To achieve this goal, the conference participants began learning how to use the Serious Illness Conversation Guide themselves. Small group skills practice allowed clinicians the opportunity to practice having these difficult conversations with one another and with hired actors role playing a patient, and to receive feedback about how to improve their communication. The second and third day of the conference gave participants the ability to understand how they could introduce these conversations with their colleagues and in their health systems to ensure everyone who should talk about goals and priorities was having a meaningful conversation with their clinician.

Dr. Bill Berry, the chief medical officer of Ariadne Labs, used his work implementing the WHO Surgical Safety Checklist to advise participants how to introduce the Serious Illness Care Program in their home institutions. He encouraged participants to find at least one champion at their home facility to partner with because “it takes a team to support this conversation.”

The process does not end there, though, Berry noted. He stated that it was not enough to give people the conversation guide; clinicians needed to continuously check in and receive feedback about using the Guide. “Never stop learning. Never stop seeking feedback,” Berry told the audience.

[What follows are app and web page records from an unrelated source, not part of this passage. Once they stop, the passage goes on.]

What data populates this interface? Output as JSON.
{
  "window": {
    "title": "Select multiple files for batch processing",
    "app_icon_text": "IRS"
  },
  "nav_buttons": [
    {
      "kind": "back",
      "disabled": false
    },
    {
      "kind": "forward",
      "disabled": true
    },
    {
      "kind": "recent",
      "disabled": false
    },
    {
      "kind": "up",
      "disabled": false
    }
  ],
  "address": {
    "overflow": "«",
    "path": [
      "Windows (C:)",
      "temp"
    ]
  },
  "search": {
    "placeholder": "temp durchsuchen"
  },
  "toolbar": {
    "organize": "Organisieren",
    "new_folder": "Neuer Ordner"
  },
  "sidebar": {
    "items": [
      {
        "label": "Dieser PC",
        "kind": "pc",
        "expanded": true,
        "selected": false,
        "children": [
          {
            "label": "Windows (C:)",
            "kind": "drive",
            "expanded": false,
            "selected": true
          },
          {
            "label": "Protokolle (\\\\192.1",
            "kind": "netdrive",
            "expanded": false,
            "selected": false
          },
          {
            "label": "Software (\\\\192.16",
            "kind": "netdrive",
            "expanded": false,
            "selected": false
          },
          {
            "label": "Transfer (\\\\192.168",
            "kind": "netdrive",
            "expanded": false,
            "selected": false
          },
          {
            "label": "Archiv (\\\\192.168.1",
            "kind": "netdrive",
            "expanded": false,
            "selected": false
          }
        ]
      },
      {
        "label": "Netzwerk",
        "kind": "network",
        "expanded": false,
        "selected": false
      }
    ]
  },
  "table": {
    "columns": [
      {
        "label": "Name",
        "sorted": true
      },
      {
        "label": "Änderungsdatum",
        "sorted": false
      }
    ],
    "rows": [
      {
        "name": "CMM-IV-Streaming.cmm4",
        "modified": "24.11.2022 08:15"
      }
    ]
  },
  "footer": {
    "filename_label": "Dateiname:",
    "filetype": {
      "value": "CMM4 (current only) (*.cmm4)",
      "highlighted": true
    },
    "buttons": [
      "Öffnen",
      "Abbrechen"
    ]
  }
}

Participants were then able to see first-hand how to train others to use the Conversation Guide during the “train the trainer” portion of the conference. In a demonstration from Ariadne Labs faculty members, Drs. Justin Sanders and Josh Lakin, both palliative care physicians at the Dana-Farber Cancer Institute, role played a scenario in which Sanders played a clinician learning to use the Guide for the first time, while Lakin played a first-time trainer practicing how to give feedback to a learner.

The conference ended with everyone on their feet, moving around the room to vote for which barriers to implementation of the program they saw as the toughest to overcome once they returned home. Each person walked away with one goal they could complete by the end of the following week and advice from fellow participants on how to achieve these goals.

To conclude the conference, Block reminded the clinicians that they have a community at Ariadne Labs supporting them to have more, better, and earlier conversations with patients about what matters most to them.

—Story by Emily Sokol; Photos by James Sachetta